§ Problem: The response must contain all of the entries, each one repeated exactly.

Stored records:

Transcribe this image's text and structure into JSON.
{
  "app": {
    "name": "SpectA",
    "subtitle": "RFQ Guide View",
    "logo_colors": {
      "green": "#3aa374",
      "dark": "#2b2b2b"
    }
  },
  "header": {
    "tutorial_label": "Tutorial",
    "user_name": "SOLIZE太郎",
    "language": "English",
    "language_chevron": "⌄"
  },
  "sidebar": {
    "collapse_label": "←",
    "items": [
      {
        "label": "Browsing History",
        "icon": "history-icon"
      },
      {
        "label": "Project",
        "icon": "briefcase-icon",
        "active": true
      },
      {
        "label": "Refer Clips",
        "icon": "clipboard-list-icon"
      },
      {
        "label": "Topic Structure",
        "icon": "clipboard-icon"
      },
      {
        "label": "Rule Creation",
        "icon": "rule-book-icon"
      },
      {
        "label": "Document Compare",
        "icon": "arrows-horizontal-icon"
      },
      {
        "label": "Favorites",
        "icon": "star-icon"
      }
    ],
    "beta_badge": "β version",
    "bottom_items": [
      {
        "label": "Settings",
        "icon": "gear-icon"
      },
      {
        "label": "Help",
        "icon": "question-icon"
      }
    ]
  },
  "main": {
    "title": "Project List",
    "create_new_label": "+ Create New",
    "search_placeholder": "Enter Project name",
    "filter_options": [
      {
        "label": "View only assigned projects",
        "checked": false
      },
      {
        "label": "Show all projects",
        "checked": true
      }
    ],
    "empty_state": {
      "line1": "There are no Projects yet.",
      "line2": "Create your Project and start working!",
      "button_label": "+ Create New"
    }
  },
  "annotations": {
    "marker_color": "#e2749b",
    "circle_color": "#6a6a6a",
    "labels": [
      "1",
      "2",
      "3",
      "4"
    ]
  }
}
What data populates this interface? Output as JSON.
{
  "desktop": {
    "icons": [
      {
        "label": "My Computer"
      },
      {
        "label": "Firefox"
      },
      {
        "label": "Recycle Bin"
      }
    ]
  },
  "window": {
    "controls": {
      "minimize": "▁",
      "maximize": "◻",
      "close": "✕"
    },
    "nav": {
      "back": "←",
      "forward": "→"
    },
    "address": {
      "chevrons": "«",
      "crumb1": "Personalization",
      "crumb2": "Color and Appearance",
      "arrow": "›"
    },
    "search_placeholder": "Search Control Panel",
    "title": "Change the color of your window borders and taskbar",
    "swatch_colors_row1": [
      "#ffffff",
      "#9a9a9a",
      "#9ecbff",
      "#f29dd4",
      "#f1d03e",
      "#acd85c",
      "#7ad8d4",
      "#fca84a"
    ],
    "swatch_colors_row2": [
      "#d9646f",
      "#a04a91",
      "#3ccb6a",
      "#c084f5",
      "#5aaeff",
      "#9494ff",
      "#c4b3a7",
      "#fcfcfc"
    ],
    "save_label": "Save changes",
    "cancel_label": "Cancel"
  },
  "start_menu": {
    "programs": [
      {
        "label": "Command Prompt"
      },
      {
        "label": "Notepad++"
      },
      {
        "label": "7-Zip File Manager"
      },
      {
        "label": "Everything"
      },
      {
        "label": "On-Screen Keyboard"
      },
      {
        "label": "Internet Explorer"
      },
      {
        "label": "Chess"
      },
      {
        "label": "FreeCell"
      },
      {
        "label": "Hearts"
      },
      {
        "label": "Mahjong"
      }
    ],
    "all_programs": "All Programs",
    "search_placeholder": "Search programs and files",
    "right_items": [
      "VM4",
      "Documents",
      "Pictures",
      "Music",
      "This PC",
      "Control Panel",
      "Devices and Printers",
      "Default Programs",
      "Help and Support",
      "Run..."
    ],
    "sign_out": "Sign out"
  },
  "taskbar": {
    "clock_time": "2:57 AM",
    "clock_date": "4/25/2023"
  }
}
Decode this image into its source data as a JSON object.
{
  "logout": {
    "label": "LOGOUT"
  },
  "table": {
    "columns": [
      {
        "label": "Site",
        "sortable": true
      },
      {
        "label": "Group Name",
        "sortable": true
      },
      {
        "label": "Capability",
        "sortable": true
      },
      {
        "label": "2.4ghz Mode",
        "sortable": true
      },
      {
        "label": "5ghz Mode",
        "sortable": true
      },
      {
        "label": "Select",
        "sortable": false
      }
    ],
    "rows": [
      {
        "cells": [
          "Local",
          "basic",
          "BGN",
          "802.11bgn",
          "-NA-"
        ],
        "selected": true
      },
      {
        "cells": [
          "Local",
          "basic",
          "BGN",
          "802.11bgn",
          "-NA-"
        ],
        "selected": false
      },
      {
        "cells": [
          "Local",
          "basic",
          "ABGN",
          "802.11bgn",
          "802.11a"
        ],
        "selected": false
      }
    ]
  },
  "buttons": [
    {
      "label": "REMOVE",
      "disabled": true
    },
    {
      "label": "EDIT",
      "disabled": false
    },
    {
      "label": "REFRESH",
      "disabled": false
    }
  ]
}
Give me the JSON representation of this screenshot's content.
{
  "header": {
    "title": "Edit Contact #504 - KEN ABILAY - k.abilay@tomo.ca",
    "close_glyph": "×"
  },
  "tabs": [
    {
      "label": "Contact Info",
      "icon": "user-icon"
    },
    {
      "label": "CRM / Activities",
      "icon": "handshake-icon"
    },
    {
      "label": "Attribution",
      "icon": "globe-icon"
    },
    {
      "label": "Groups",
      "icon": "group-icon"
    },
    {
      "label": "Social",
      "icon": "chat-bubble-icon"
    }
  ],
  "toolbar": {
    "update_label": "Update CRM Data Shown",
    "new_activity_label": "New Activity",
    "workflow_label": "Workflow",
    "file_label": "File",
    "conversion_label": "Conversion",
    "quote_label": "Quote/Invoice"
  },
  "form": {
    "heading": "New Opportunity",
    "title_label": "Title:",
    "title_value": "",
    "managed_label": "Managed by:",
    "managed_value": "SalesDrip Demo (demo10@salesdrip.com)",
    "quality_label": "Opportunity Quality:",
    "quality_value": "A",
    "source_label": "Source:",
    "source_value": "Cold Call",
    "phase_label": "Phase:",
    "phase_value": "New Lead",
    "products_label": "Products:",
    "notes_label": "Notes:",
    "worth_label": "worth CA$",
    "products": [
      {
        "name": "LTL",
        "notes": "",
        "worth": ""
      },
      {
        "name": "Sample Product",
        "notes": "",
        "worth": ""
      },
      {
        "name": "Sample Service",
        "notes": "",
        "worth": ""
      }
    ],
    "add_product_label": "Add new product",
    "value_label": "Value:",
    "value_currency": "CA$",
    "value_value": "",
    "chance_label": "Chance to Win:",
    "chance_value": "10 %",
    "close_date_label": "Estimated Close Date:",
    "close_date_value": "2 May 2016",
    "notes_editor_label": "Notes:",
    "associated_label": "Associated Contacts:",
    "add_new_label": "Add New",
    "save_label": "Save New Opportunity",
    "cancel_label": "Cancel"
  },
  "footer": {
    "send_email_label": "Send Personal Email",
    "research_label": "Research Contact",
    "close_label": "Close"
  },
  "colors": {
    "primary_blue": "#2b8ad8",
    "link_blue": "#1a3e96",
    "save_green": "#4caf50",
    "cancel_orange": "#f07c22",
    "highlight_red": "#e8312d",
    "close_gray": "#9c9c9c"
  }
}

§ Result below:
Transcribe this image's text and structure into JSON.
{
  "app": {
    "name": "SpectA",
    "subtitle": "RFQ Guide View",
    "logo_colors": {
      "green": "#3aa374",
      "dark": "#2b2b2b"
    }
  },
  "header": {
    "tutorial_label": "Tutorial",
    "user_name": "SOLIZE太郎",
    "language": "English",
    "language_chevron": "⌄"
  },
  "sidebar": {
    "collapse_label": "←",
    "items": [
      {
        "label": "Browsing History",
        "icon": "history-icon"
      },
      {
        "label": "Project",
        "icon": "briefcase-icon",
        "active": true
      },
      {
        "label": "Refer Clips",
        "icon": "clipboard-list-icon"
      },
      {
        "label": "Topic Structure",
        "icon": "clipboard-icon"
      },
      {
        "label": "Rule Creation",
        "icon": "rule-book-icon"
      },
      {
        "label": "Document Compare",
        "icon": "arrows-horizontal-icon"
      },
      {
        "label": "Favorites",
        "icon": "star-icon"
      }
    ],
    "beta_badge": "β version",
    "bottom_items": [
      {
        "label": "Settings",
        "icon": "gear-icon"
      },
      {
        "label": "Help",
        "icon": "question-icon"
      }
    ]
  },
  "main": {
    "title": "Project List",
    "create_new_label": "+ Create New",
    "search_placeholder": "Enter Project name",
    "filter_options": [
      {
        "label": "View only assigned projects",
        "checked": false
      },
      {
        "label": "Show all projects",
        "checked": true
      }
    ],
    "empty_state": {
      "line1": "There are no Projects yet.",
      "line2": "Create your Project and start working!",
      "button_label": "+ Create New"
    }
  },
  "annotations": {
    "marker_color": "#e2749b",
    "circle_color": "#6a6a6a",
    "labels": [
      "1",
      "2",
      "3",
      "4"
    ]
  }
}
What data populates this interface? Output as JSON.
{
  "desktop": {
    "icons": [
      {
        "label": "My Computer"
      },
      {
        "label": "Firefox"
      },
      {
        "label": "Recycle Bin"
      }
    ]
  },
  "window": {
    "controls": {
      "minimize": "▁",
      "maximize": "◻",
      "close": "✕"
    },
    "nav": {
      "back": "←",
      "forward": "→"
    },
    "address": {
      "chevrons": "«",
      "crumb1": "Personalization",
      "crumb2": "Color and Appearance",
      "arrow": "›"
    },
    "search_placeholder": "Search Control Panel",
    "title": "Change the color of your window borders and taskbar",
    "swatch_colors_row1": [
      "#ffffff",
      "#9a9a9a",
      "#9ecbff",
      "#f29dd4",
      "#f1d03e",
      "#acd85c",
      "#7ad8d4",
      "#fca84a"
    ],
    "swatch_colors_row2": [
      "#d9646f",
      "#a04a91",
      "#3ccb6a",
      "#c084f5",
      "#5aaeff",
      "#9494ff",
      "#c4b3a7",
      "#fcfcfc"
    ],
    "save_label": "Save changes",
    "cancel_label": "Cancel"
  },
  "start_menu": {
    "programs": [
      {
        "label": "Command Prompt"
      },
      {
        "label": "Notepad++"
      },
      {
        "label": "7-Zip File Manager"
      },
      {
        "label": "Everything"
      },
      {
        "label": "On-Screen Keyboard"
      },
      {
        "label": "Internet Explorer"
      },
      {
        "label": "Chess"
      },
      {
        "label": "FreeCell"
      },
      {
        "label": "Hearts"
      },
      {
        "label": "Mahjong"
      }
    ],
    "all_programs": "All Programs",
    "search_placeholder": "Search programs and files",
    "right_items": [
      "VM4",
      "Documents",
      "Pictures",
      "Music",
      "This PC",
      "Control Panel",
      "Devices and Printers",
      "Default Programs",
      "Help and Support",
      "Run..."
    ],
    "sign_out": "Sign out"
  },
  "taskbar": {
    "clock_time": "2:57 AM",
    "clock_date": "4/25/2023"
  }
}
Decode this image into its source data as a JSON object.
{
  "logout": {
    "label": "LOGOUT"
  },
  "table": {
    "columns": [
      {
        "label": "Site",
        "sortable": true
      },
      {
        "label": "Group Name",
        "sortable": true
      },
      {
        "label": "Capability",
        "sortable": true
      },
      {
        "label": "2.4ghz Mode",
        "sortable": true
      },
      {
        "label": "5ghz Mode",
        "sortable": true
      },
      {
        "label": "Select",
        "sortable": false
      }
    ],
    "rows": [
      {
        "cells": [
          "Local",
          "basic",
          "BGN",
          "802.11bgn",
          "-NA-"
        ],
        "selected": true
      },
      {
        "cells": [
          "Local",
          "basic",
          "BGN",
          "802.11bgn",
          "-NA-"
        ],
        "selected": false
      },
      {
        "cells": [
          "Local",
          "basic",
          "ABGN",
          "802.11bgn",
          "802.11a"
        ],
        "selected": false
      }
    ]
  },
  "buttons": [
    {
      "label": "REMOVE",
      "disabled": true
    },
    {
      "label": "EDIT",
      "disabled": false
    },
    {
      "label": "REFRESH",
      "disabled": false
    }
  ]
}
Give me the JSON representation of this screenshot's content.
{
  "header": {
    "title": "Edit Contact #504 - KEN ABILAY - k.abilay@tomo.ca",
    "close_glyph": "×"
  },
  "tabs": [
    {
      "label": "Contact Info",
      "icon": "user-icon"
    },
    {
      "label": "CRM / Activities",
      "icon": "handshake-icon"
    },
    {
      "label": "Attribution",
      "icon": "globe-icon"
    },
    {
      "label": "Groups",
      "icon": "group-icon"
    },
    {
      "label": "Social",
      "icon": "chat-bubble-icon"
    }
  ],
  "toolbar": {
    "update_label": "Update CRM Data Shown",
    "new_activity_label": "New Activity",
    "workflow_label": "Workflow",
    "file_label": "File",
    "conversion_label": "Conversion",
    "quote_label": "Quote/Invoice"
  },
  "form": {
    "heading": "New Opportunity",
    "title_label": "Title:",
    "title_value": "",
    "managed_label": "Managed by:",
    "managed_value": "SalesDrip Demo (demo10@salesdrip.com)",
    "quality_label": "Opportunity Quality:",
    "quality_value": "A",
    "source_label": "Source:",
    "source_value": "Cold Call",
    "phase_label": "Phase:",
    "phase_value": "New Lead",
    "products_label": "Products:",
    "notes_label": "Notes:",
    "worth_label": "worth CA$",
    "products": [
      {
        "name": "LTL",
        "notes": "",
        "worth": ""
      },
      {
        "name": "Sample Product",
        "notes": "",
        "worth": ""
      },
      {
        "name": "Sample Service",
        "notes": "",
        "worth": ""
      }
    ],
    "add_product_label": "Add new product",
    "value_label": "Value:",
    "value_currency": "CA$",
    "value_value": "",
    "chance_label": "Chance to Win:",
    "chance_value": "10 %",
    "close_date_label": "Estimated Close Date:",
    "close_date_value": "2 May 2016",
    "notes_editor_label": "Notes:",
    "associated_label": "Associated Contacts:",
    "add_new_label": "Add New",
    "save_label": "Save New Opportunity",
    "cancel_label": "Cancel"
  },
  "footer": {
    "send_email_label": "Send Personal Email",
    "research_label": "Research Contact",
    "close_label": "Close"
  },
  "colors": {
    "primary_blue": "#2b8ad8",
    "link_blue": "#1a3e96",
    "save_green": "#4caf50",
    "cancel_orange": "#f07c22",
    "highlight_red": "#e8312d",
    "close_gray": "#9c9c9c"
  }
}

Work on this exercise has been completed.